“Why, it’s more like visiting, than being a prisoner,” asserted Betsy.
“Not exactly,” returned Kaliko. “A prisoner cannot go where or when he pleases, and is not his own master.”
“Where is my brother now?” inquired Shaggy.
“In the Metal Forest.”
“Where is that?”
“The Metal Forest is in the Great Domed Cavern, the largest in all our dominions,” replied Kaliko. “It is almost like being out of doors, it is so big, and Ruggedo made the wonderful forest to amuse himself, as well as to tire out his hard-working nomes. All the trees are gold and silver and the ground is strewn with precious stones, so it is a sort of treasury.”
“Let us go there at once and rescue my dear brother,” pleaded Shaggy earnestly.
“I don’t believe I can find the way,” said he. “Ruggedo made three secret passages to the Metal Forest, but he changes the location of these passages every week, so that no one can get to the Metal Forest without his permission.

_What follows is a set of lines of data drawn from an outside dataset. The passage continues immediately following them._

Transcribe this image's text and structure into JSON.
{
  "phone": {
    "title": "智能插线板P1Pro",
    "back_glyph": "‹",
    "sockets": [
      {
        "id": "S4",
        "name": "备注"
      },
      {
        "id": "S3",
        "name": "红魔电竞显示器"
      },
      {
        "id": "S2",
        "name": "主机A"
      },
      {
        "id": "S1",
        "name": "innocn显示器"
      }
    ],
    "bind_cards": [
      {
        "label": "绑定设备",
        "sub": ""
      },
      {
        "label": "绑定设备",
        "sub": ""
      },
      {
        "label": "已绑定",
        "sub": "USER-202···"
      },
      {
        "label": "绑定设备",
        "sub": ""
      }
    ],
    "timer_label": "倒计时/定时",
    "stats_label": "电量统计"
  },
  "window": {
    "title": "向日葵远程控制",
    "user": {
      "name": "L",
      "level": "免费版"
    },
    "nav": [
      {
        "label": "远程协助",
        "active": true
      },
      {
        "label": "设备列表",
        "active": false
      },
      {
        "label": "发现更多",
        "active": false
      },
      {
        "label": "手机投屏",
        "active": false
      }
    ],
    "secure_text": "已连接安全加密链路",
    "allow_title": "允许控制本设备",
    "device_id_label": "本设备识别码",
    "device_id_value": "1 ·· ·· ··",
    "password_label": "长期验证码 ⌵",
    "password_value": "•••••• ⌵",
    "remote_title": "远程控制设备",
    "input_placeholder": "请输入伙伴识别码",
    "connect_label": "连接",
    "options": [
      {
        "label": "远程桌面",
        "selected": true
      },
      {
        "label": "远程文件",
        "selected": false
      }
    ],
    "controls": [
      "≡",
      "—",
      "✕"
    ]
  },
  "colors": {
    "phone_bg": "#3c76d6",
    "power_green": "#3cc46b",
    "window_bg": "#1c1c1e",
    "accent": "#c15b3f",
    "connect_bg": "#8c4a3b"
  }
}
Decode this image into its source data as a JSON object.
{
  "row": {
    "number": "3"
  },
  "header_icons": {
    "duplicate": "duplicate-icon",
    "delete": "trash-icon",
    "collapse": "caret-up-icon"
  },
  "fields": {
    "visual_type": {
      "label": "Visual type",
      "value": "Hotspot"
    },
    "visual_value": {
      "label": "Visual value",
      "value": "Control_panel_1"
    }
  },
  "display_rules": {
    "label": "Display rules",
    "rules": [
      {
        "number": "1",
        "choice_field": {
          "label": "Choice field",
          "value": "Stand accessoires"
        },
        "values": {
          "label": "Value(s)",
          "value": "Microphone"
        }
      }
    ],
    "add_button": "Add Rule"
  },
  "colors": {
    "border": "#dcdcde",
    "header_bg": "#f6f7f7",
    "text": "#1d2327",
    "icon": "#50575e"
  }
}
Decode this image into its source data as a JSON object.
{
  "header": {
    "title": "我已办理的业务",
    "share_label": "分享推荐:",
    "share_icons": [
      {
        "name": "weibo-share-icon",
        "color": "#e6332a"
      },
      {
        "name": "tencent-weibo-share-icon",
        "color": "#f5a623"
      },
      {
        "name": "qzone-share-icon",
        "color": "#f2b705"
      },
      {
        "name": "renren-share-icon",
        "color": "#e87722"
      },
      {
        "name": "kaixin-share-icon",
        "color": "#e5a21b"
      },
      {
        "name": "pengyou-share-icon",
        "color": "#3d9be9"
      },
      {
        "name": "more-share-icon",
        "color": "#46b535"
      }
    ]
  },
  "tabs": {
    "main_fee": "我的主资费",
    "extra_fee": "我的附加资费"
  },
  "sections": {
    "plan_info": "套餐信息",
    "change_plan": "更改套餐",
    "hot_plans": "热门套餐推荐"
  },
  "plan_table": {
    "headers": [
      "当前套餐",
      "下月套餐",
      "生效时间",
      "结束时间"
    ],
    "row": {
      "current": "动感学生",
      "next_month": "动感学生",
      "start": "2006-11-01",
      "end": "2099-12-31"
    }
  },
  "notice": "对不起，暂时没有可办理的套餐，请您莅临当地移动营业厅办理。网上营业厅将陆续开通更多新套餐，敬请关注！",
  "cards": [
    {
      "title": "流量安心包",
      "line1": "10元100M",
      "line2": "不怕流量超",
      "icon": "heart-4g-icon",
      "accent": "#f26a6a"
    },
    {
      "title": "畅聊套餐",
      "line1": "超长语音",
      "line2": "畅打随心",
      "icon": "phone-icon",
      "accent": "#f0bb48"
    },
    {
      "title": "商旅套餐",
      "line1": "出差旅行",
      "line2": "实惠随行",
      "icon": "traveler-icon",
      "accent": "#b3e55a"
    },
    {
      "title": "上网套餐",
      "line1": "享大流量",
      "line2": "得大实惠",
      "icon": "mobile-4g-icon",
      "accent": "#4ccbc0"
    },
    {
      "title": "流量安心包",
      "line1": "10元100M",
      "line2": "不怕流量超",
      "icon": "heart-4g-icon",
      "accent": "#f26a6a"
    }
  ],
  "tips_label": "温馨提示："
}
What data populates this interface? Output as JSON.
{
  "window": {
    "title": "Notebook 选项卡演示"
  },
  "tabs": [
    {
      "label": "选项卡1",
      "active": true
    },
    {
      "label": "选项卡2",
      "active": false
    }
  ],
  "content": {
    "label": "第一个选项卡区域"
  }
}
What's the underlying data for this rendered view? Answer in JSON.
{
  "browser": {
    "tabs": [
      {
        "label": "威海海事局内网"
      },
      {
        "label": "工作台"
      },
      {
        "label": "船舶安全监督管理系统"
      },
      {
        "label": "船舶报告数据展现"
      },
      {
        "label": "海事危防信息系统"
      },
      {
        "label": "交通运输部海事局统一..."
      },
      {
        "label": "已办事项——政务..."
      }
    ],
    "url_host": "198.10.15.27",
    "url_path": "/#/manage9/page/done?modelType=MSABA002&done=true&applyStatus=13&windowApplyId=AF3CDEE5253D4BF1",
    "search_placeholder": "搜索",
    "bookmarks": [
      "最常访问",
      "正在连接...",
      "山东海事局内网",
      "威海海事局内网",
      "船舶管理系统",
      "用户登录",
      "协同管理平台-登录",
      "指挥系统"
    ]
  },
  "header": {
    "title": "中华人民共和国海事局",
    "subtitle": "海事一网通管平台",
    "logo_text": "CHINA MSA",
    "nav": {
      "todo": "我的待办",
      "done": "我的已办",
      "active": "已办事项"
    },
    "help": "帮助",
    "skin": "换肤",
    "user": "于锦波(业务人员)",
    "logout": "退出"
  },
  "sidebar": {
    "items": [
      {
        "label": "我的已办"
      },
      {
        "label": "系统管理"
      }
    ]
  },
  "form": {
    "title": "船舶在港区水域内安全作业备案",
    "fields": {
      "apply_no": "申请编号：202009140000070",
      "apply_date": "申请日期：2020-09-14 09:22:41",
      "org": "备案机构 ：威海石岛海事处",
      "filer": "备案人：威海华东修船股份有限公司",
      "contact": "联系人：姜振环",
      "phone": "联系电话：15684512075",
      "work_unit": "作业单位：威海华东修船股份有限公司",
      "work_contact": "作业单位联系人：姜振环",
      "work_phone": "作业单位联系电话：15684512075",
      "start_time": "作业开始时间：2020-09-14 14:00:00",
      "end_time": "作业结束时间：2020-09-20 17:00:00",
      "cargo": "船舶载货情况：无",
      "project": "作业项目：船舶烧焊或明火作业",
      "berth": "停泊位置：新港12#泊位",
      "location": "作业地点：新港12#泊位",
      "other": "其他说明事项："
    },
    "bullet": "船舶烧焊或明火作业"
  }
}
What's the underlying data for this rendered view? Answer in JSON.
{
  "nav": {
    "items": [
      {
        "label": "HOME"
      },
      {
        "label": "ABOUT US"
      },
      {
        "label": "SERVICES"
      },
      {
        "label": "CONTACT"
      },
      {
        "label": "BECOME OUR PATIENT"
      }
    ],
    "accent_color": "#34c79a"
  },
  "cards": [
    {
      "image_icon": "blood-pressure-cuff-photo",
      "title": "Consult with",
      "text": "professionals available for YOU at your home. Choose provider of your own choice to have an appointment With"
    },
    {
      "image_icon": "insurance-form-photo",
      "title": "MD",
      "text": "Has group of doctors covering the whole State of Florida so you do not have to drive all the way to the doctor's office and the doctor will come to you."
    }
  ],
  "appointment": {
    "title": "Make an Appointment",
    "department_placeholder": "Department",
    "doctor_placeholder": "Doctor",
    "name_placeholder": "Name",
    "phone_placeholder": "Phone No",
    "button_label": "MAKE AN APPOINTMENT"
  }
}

However, if we look sharp, we may be able to discover one of these secret ways.”
“That reminds me to ask what has become of Queen Ann and the Officers of Oogaboo,” said Files.
“I’m sure I can’t say,” replied Kaliko.
“Do you suppose Ruggedo destroyed them?”
“Oh, no; I’m quite sure he didn’t. They fell into the big pit in the passage, and we put the cover on to keep them there; but when the executioners went to look for them they had all disappeared from the pit and we could find no trace of them.”
“That’s funny,” remarked Betsy thoughtfully. “I don’t believe Ann knew any magic, or she’d have worked it before. But to disappear like that seems like magic; now, doesn’t it?”
They agreed that it did, but no one could explain the mystery.
“However,” said Shaggy, “they are gone, that is certain, so we cannot help them or be helped by them. And the important thing just now is to rescue my dear brother from captivity.”
“Why do they call him the Ugly One?” asked Betsy.
“I do not know,” confessed Shaggy. “I can not remember his looks very well, it is so long since I have seen him; but all of our family are noted for their handsome faces.”
Betsy laughed and Shaggy seemed rather hurt; but Polychrome relieved his embarrassment by saying softly: “One can be ugly in looks, but lovely in disposition.”
“Our first task,” said Shaggy, a little comforted by this remark, “is to find one of those secret passages to the Metal Forest.”
“True,” agreed Kaliko. “So I think I will assemble the chief nomes of my kingdom in this throne room and tell them that I am their new King. Then I can ask them to assist us in searching for the secret passages.
“That’s a good idea,” said the dragon, who seemed to be getting sleepy again.
Kaliko went to the big gong and pounded on it just as Ruggedo used to do; but no one answered the summons.
“Of course not,” said he, jumping up from the throne, where he had seated himself. “That is my call, and I am still the Royal Chamberlain, and will be until I appoint another in my place.”
So he ran out of the room and found Guph and told him to answer the summons of the King’s gong. Having returned to the royal cavern, Kaliko first pounded the gong and then sat in the throne, wearing Ruggedo’s discarded ruby crown and holding in his hand the sceptre which Ruggedo had so often thrown at his head.
When Guph entered he was amazed.
“Better get out of that throne before old Ruggedo comes back,” he said warningly.
“He isn’t coming back, and I am now the King of the Nomes, in his stead,” announced Kaliko.
“All of which is quite true,” asserted the dragon, and all of those who stood around the throne bowed respectfully to the new King.
Seeing this, Guph also bowed, for he was glad to be rid of such a hard master as Ruggedo. Then Kaliko, in quite a kingly way, informed Guph that he was appointed the Royal Chamberlain, and promised not to throw the sceptre at his head unless he deserved it.
All this being pleasantly arranged, the new Chamberlain went away to tell the news to all the nomes of the underground Kingdom, every one of whom would be delighted with the change in Kings.